As mentioned, there are over 300 stalls apart from the bigger stands such as the BBC, the Welsh TV channel; S4C, and many others.

The stalls house a multitude of different organisations and sales outlets. There is information on just about every aspect of community life in Wales. From colleges, universities, utilities, local government, politics and NGOs to farming, food and entertainment etc. etc.

I took the opportunity introduce myself to the Plaid Cymru people and sgned their Language Bill petition.

I'm interested in being able to get S4C's new digital broadcasts in Australia, but was told that only Europe will be covered and content will be broadcast on the internet only at special times such as for the Eisteddfod.

I went to the Welsh bookstall Awen Meirion to meet with Glyn who knows members of the Melbourne Welsh community.

My friend and I spoke to members of the Welsh Education Board. My friend is an English teacher in Hertfordshire and his school, along with many other English schools, uses the Welsh English Language Course. It is much more relevant and meaningful to students I was told.

To prove that I wasn't there just for fun I went the hard yards to get some information for my Godson who is interested in a career in physiotherapy.

I didn't shirk it and was soon deep in discussion with two third-year students; Helen and Emma about courses (plus more Welsh language practice of course) - I think you can see by the picture top left how hard a chore it was (not)!
Mae Pedr yn trafod sgwrs gyda Helen a Emma am y pabell Therapi Galwedigaethol yng Nghymru

Peter discussing courses with Helen and Emma at the Occupational Therapy in Wales tent
Eventually we had to leave the Eisteddfod and head back to Porthmadoc where I was staying.

My fondest memory was being immersed in the Welsh langage, for it really is the language of the Eisteddfod.

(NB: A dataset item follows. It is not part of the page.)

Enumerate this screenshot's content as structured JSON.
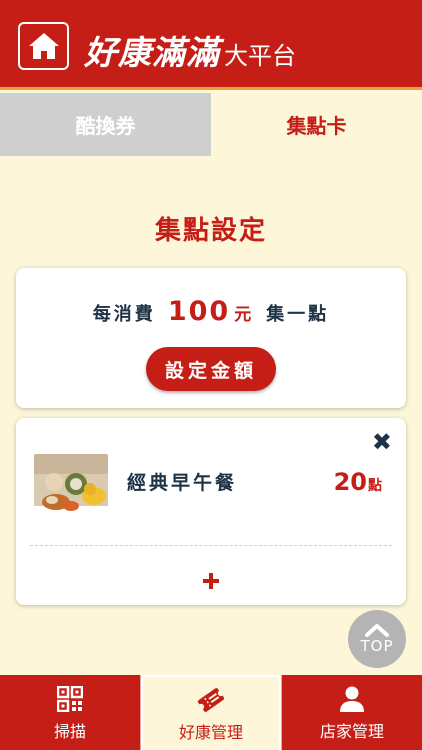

To wander around and hear the language everywhere and to see books, flyers, signs everywhere in Welsh was for me a great buzz and a boost for my enthusiasm. Needless to say I bought numerous books and CDs.
Having said all that, my friend and I found there was no problems in speaking English. Welsh speakers these days are totally bilingual, of course, but more importantly, they were just so eager to help and to share what they had with us.

I went away inspired and proud to be a Cymro.

Peter Bonnell 05/08/05